== WHAT YOU WILL DO ==
Pull every line holding the word "Shift" out of the data and copy it.

╭──

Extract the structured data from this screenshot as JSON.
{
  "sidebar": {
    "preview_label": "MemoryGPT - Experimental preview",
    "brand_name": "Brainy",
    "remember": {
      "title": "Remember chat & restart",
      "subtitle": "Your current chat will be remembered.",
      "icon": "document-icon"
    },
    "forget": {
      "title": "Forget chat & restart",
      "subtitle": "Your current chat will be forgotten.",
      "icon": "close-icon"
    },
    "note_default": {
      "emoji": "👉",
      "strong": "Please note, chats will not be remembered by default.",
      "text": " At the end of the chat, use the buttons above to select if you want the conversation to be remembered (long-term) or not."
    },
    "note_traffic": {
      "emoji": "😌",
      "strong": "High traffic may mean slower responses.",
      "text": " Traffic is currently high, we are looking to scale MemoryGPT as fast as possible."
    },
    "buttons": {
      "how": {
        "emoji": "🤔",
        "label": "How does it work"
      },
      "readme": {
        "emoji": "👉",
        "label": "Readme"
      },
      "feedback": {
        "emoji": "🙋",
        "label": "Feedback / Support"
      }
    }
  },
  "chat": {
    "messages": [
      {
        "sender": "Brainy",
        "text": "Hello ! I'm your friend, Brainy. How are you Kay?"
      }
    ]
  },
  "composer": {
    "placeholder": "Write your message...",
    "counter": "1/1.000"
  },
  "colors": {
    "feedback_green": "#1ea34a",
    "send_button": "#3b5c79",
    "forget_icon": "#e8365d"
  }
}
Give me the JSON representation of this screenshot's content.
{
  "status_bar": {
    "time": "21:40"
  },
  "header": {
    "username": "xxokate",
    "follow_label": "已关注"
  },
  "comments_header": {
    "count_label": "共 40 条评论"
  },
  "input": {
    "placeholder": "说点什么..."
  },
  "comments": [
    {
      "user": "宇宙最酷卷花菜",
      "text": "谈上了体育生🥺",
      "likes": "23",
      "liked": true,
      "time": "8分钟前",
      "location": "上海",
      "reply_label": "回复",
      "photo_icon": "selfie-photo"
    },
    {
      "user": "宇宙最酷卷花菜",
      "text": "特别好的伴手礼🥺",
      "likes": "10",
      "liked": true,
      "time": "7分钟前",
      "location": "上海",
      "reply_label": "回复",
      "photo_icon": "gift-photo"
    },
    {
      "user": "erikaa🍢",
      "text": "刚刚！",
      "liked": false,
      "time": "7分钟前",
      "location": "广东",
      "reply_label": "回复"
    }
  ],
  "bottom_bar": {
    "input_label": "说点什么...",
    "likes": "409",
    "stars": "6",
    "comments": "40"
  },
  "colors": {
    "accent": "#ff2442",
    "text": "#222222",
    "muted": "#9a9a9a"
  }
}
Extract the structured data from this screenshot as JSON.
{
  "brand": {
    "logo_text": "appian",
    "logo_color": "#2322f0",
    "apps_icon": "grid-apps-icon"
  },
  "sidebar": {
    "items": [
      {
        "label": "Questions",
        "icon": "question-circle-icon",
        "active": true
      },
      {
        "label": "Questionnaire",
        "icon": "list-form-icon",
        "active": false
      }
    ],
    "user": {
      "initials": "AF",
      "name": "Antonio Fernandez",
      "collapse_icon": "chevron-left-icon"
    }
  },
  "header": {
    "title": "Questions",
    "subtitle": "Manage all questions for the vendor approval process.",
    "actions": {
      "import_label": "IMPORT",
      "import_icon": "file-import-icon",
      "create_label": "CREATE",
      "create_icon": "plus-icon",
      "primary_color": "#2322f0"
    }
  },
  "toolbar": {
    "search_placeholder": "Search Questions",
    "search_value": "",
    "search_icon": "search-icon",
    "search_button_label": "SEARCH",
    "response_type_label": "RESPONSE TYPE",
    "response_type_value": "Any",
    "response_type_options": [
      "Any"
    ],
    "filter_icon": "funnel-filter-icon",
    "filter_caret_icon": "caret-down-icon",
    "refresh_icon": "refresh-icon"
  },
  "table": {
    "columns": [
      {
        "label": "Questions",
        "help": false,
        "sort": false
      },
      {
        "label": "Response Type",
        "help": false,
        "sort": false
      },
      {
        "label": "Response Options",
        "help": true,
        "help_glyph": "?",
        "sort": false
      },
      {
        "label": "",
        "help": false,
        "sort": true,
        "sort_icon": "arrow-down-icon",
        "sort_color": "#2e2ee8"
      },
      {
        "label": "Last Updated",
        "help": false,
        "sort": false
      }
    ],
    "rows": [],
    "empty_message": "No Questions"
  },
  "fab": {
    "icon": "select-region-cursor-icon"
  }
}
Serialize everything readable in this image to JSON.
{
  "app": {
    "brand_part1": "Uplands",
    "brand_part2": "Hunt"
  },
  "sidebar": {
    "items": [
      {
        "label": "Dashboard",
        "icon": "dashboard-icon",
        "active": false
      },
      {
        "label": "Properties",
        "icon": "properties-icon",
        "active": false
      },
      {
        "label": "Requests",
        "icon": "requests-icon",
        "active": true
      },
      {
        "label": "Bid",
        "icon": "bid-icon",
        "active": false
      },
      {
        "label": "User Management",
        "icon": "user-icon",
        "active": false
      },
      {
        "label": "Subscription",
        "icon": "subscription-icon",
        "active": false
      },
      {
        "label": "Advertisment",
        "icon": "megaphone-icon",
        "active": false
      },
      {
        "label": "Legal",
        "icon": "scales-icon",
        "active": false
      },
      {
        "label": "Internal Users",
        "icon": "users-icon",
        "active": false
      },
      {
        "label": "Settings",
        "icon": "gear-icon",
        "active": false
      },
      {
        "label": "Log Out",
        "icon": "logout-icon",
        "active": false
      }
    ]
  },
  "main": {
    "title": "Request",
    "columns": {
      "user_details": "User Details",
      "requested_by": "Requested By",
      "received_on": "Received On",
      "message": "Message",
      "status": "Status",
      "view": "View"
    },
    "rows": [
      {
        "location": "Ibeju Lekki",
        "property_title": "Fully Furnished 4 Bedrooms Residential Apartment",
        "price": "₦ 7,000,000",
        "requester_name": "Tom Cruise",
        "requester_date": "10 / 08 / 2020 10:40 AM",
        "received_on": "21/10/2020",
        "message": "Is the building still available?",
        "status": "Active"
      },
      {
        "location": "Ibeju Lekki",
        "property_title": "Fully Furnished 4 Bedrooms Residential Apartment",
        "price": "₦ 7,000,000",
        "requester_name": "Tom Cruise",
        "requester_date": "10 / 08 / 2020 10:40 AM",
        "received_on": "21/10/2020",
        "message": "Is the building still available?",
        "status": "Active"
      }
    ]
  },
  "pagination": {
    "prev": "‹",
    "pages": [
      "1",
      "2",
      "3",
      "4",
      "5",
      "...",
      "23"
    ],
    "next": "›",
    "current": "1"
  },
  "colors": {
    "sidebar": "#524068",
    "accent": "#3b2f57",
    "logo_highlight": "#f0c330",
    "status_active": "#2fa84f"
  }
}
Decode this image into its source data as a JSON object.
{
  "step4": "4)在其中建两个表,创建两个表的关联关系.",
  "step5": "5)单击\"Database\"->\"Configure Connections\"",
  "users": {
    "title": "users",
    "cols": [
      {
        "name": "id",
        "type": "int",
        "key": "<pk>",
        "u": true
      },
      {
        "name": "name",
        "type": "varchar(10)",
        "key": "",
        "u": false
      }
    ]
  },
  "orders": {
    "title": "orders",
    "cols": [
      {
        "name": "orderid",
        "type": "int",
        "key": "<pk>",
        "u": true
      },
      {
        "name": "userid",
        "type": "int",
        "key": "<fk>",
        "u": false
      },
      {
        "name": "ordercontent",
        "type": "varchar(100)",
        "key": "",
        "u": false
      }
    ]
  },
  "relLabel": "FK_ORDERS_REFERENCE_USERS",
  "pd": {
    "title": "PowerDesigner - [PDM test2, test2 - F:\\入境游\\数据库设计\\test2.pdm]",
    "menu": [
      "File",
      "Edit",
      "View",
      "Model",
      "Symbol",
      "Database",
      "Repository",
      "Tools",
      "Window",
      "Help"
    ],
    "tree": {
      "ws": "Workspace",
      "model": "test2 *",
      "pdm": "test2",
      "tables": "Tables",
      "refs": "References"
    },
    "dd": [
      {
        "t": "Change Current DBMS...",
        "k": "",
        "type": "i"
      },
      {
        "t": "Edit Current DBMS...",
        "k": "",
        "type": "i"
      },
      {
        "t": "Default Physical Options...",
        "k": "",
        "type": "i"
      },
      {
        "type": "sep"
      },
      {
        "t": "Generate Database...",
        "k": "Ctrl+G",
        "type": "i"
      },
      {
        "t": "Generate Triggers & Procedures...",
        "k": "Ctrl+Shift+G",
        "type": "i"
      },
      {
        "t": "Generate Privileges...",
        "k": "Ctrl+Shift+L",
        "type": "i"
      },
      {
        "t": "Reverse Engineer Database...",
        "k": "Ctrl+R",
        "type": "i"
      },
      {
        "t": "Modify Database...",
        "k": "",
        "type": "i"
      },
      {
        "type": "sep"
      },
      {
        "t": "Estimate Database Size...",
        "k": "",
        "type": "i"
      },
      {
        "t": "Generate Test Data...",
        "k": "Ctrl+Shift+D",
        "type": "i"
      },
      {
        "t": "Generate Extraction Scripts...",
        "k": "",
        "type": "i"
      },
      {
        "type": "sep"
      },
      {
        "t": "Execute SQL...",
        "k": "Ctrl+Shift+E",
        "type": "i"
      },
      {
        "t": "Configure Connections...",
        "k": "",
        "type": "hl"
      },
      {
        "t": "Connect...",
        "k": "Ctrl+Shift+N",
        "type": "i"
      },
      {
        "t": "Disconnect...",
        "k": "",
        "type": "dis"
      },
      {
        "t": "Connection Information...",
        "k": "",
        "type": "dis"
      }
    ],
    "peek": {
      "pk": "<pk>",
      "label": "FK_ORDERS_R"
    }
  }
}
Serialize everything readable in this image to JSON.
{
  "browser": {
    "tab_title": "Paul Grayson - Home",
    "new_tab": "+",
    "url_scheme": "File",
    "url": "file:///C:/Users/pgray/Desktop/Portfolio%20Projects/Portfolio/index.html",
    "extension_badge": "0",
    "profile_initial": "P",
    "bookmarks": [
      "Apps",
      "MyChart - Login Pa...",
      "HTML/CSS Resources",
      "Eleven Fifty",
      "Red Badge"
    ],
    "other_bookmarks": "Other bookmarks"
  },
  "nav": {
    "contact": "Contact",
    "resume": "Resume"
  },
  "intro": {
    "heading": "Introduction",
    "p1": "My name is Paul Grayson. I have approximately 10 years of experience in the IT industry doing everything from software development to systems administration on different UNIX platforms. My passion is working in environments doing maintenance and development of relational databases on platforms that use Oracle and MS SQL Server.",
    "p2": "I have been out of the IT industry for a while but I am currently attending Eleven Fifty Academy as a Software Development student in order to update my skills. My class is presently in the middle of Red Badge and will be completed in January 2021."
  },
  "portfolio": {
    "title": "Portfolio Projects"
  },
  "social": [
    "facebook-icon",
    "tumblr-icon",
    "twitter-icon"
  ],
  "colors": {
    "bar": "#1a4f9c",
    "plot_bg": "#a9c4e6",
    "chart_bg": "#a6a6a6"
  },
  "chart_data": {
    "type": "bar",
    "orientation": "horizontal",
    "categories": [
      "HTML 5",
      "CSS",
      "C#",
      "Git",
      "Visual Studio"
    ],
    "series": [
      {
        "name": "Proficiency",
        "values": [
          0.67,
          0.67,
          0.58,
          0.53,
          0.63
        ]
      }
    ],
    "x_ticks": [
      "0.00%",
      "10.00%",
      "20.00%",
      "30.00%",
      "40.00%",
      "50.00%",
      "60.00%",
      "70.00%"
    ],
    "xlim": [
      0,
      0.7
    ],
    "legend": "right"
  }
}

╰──

== RESPONSE BOX ==
        "k": "Ctrl+Shift+G",
        "k": "Ctrl+Shift+L",
        "k": "Ctrl+Shift+D",
        "k": "Ctrl+Shift+E",
        "k": "Ctrl+Shift+N",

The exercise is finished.